I'm bouncing up and down in my seat! This post was the cherry on top of what was already a beautiful day! I'm so glad to read an update on Jemima -- that she is well and still in the area... and that she has a mate! Such incredibly wonderful news! And another Zickbook in the works, and on Jemima! I cannot wait to place an order! Sorry about all the exclamation marks, but this has been the best news I've heard in a long while. Thank you so much for bringing Jemima into our lives.

Truly, what an amazing writing and life experience Jemima is giving you - and us! I absolutely look at and listen to blue jays differently now.
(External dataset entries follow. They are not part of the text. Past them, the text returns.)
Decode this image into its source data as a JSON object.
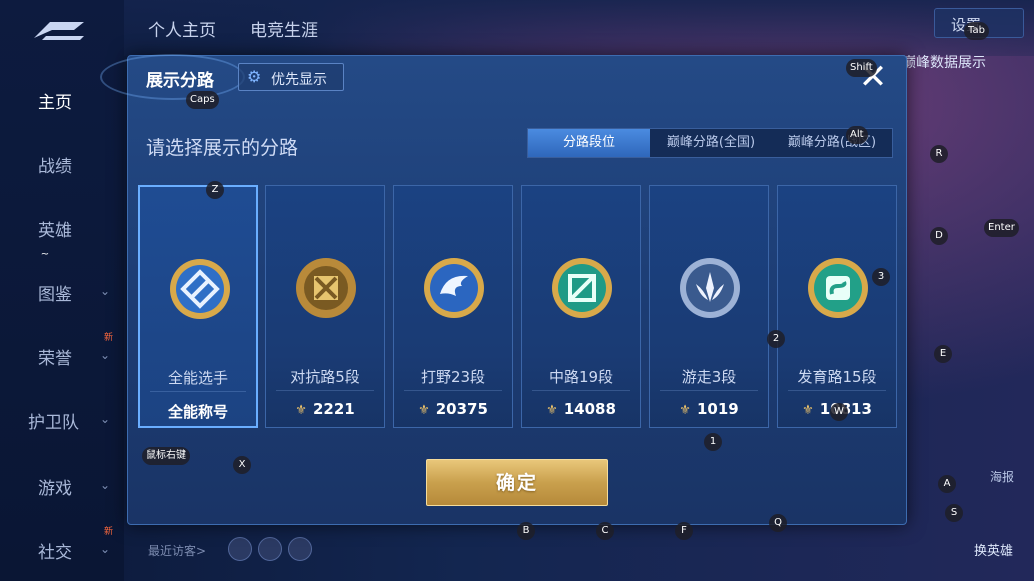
{
  "sidebar": {
    "items": [
      {
        "label": "主页",
        "active": true
      },
      {
        "label": "战绩"
      },
      {
        "label": "英雄"
      },
      {
        "label": "图鉴",
        "chevron": true
      },
      {
        "label": "荣誉",
        "chevron": true,
        "badge": "新"
      },
      {
        "label": "护卫队",
        "chevron": true
      },
      {
        "label": "游戏",
        "chevron": true
      },
      {
        "label": "社交",
        "chevron": true,
        "badge": "新"
      }
    ]
  },
  "header": {
    "tabs": [
      "个人主页",
      "电竞生涯"
    ],
    "settings_label": "设置",
    "peak_button": "巅峰数据展示"
  },
  "footer": {
    "recent_label": "最近访客>",
    "change_hero": "换英雄",
    "report": "海报"
  },
  "dialog": {
    "title": "展示分路",
    "priority_label": "优先显示",
    "close": "✕",
    "subtitle": "请选择展示的分路",
    "tabs": [
      "分路段位",
      "巅峰分路(全国)",
      "巅峰分路(战区)"
    ],
    "active_tab": 0,
    "cards": [
      {
        "name": "全能选手",
        "score": "全能称号",
        "badge": "all-rounder-icon",
        "selected": true
      },
      {
        "name": "对抗路5段",
        "score": "2221",
        "badge": "clash-lane-icon"
      },
      {
        "name": "打野23段",
        "score": "20375",
        "badge": "jungle-icon"
      },
      {
        "name": "中路19段",
        "score": "14088",
        "badge": "mid-lane-icon"
      },
      {
        "name": "游走3段",
        "score": "1019",
        "badge": "roam-icon"
      },
      {
        "name": "发育路15段",
        "score": "10813",
        "badge": "farm-lane-icon"
      }
    ],
    "confirm_label": "确定"
  },
  "key_hints": [
    {
      "key": "Tab"
    },
    {
      "key": "Shift"
    },
    {
      "key": "Caps"
    },
    {
      "key": "Alt"
    },
    {
      "key": "R"
    },
    {
      "key": "Z"
    },
    {
      "key": "D"
    },
    {
      "key": "Enter"
    },
    {
      "key": "~"
    },
    {
      "key": "3"
    },
    {
      "key": "2"
    },
    {
      "key": "E"
    },
    {
      "key": "W"
    },
    {
      "key": "1"
    },
    {
      "key": "鼠标右键"
    },
    {
      "key": "X"
    },
    {
      "key": "A"
    },
    {
      "key": "S"
    },
    {
      "key": "Q"
    },
    {
      "key": "B"
    },
    {
      "key": "C"
    },
    {
      "key": "F"
    }
  ],
  "colors": {
    "accent": "#4b8be0",
    "gold": "#c9a04d",
    "panel": "#1c3c73"
  }
}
They make me smile in many more ways these days, though I've always been a sucker for all that blue plumage. Can't wait to see what comes next. Thank you for not changing Maybelline's name. It is perfect.

Jemima and Maybelline, sittin in a tree...K-I-S-S-I-N-G :)

Thank you Julie! I was having a crap day and this just turned things around. I'm thrilled to hear about Jemima and Maybelline. I can not wait to read yet another of your wonderful books. How soon can we pre-order? Lol.

I appreciate very much that you haven’t seen fit to mess with Maybelline’s name. And I need to express again how much I enjoy and learn from your posts about Jemima. Thank you!

I've always loved and looked for blue jays. I usually only see them on the really, really cold days at the feeder. The only difference is now I immediately think of Jemima and smile. Can't wait for the book!

A JEMIMA BOOK?!? I cannot wait.

Thought I heard a hawk screaming near my bird feeders. I was so glad to see two blue jays instead! Beautiful creatures!

I have a suggestion for Unknown in Bozeman. If you would like to see more Blue Jays at your place, try keeping a heated birdbath filled for the winter. Blue Jays love to bathe, no matter what the weather.

thanks flowerman, for the tip. Right now, reports are that my neighborhood blue jays are eating old apples still hanging on the trees. Not MY apples, however!. We have only one (I think) native oak tree and it's not one that has been planted in town ... so no acorns for them! When I lived back east, the oak trees were where I looked for the jays ...

[Back to Top]